The development of Light Combat Helicopter
The LCH has been designed as a twin-engine, dedicated combat helicopter of 5.8-ton class, thus categorised as light. It features a narrow fuselage and tandem — one behind the other — configuration for pilot and co-pilot. The copilot is also the Weapon Systems Operator (WSO). While LCH inherits many features of the ALH, it mainly differs in tandem cockpit configuration, making it sleeker. It also has many more state-of-art systems that make it a dedicated attack helicopter.
In the LCH’s journey towards clearance and induction by the IAF and the Army, extensive flight testing has been carried out on four prototypes, also known as Technology Demonstrators (TDs).
The first Technology Demonstrator was completed in February 2010 and took its first flight on March 29 the same year. TD-2 prototype, completed around 2012, successfully passed the cold weather trials at high altitude. TD-3 and TD-4 prototypes, completed around 2014 and 2015, successfully tested other flight test requirements.
HAL officials said that the flight testing was carried out at various altitudes, from sea level to the Siachen range, in extreme cold and hot weather conditions, and in desert regions. During these tests, integration of mission sensors such as electro-optical system, helmet-mounted display system, solid state data and video recorder, and weapon systems such as turret gun, rockets and air-to-air missile systems was carried out. Weapon firing trials were also completed. The four prototypes have together undergone over 2,000 flights with close to 1600 flight hours.
Initial operational clearance came in 2017 for the IAF variant and in 2019 for the Army variant. In August 2020, the MoD added LCH to the items under import embargo. In November 2021, Prime Minister Narendra Modi symbolically handed over the LCH to the Indian Air Force, paving the way for its final induction.
In March this year, the Cabinet Committee on Security (CCS) approved procurement of 15 LCH Limited Series Production (LSP) — 10 for IAF and five for Army — at the cost of Rs 3,887 crore along with infrastructure sanctions worth Rs 377 crore.
Features, significance of the Light Combat Helicopter
LCH has the maximum take-off weight of 5.8 tonnes, maximum speed of 268 kilometers per hour, range of 550 kilometers, endurance of over three hours and service ceiling — the maximum density altitude to which it can fly — of 6.5 kilometres.
The helicopter uses radar-absorbing material to lower radar signature and has a significantly crash-proof structure and landing gear. A pressurised cabin offers protection from nuclear, biological and chemical (NBC) contingencies.
The helicopter is equipped with a countermeasure dispensing system that protects it from enemy radars or infrared seekers of the enemy missiles. As far as weapons systems are concerned, a 20 mm turret gun, 70 mm rockets and air-to-air missile systems are onboard.
LCH is powered by two French-origin Shakti engines manufactured by the HAL.
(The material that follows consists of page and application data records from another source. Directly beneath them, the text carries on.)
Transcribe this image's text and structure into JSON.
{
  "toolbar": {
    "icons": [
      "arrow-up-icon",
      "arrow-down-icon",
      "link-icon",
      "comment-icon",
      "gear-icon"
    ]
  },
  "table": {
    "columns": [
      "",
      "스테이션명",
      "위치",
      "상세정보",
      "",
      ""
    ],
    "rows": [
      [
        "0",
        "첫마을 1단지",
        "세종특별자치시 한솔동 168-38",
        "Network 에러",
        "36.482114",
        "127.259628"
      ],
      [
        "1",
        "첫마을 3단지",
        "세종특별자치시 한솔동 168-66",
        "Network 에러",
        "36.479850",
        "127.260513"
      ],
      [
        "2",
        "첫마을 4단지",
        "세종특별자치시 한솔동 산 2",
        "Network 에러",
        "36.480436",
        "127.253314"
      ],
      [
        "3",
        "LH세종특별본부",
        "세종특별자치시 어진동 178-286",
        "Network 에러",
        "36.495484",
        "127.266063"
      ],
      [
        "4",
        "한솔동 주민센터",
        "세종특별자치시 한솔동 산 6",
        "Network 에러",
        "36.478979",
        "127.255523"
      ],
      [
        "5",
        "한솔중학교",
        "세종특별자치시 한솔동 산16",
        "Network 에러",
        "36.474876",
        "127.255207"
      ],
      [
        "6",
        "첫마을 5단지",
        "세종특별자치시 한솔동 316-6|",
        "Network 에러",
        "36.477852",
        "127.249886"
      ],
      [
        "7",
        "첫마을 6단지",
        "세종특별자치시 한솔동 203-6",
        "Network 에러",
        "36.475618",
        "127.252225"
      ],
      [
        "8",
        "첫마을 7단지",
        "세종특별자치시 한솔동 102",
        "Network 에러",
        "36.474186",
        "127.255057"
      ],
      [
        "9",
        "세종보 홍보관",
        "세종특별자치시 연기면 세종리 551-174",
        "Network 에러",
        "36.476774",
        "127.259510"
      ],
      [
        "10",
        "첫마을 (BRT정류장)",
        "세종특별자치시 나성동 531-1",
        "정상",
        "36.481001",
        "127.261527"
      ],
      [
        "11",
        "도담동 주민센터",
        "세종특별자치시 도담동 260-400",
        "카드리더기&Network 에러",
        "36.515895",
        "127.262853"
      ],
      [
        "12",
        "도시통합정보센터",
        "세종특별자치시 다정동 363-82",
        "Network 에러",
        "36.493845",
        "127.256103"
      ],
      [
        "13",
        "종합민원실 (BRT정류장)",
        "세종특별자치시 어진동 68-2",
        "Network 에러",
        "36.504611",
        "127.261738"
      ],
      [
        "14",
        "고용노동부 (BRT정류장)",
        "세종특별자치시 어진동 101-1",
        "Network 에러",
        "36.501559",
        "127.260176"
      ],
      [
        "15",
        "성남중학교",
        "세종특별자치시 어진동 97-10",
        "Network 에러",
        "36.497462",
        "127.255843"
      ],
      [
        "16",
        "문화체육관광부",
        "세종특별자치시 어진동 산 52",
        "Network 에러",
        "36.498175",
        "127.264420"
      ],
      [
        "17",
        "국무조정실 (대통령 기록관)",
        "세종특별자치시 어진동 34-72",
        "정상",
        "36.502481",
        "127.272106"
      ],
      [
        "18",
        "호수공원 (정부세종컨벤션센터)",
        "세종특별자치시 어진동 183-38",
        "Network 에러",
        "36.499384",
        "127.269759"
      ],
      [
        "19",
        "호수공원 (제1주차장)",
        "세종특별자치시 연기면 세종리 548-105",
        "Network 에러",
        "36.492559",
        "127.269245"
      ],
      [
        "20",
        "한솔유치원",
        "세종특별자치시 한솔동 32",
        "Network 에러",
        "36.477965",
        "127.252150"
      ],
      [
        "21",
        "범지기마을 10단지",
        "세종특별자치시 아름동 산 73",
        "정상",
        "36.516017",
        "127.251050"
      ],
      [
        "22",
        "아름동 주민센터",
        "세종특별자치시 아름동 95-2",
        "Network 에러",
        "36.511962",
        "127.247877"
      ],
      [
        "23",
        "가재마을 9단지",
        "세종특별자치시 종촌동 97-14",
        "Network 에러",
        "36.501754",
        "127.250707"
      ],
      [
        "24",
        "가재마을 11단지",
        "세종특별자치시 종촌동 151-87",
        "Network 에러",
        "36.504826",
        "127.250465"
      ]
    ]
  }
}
With these features, the LCH has the capabilities of combat roles such as destruction of enemy air defence, counter insurgency warfare, combat search and rescue, anti-tank, and counter surface force operations.
The road ahead
According to HAL there is a projected requirement of 160 LCHs — 65 for IAF and 95 for Indian Army. After receiving a contract for the LSP in March, some units have already been delivered and the rest are at various stages of acceptance. HAL has said that it has drawn a detailed masterplan for achieving the peak rate production capacity of 30 helicopters per year in order to produce the remaining 145 LCHs in eight years from the date of signing of Series Production order.
The LCH was formally inducted into the Army on September 29 at Bangalore and into the IAF at Jodhpur.
For export, the HAL has already obtained a no objection certificate from the Ministry of Defence for countries like Malaysia, Thailand, Vietnam, Angola, Egypt, Indonesia, Ecuador and Nigeria, sources have said.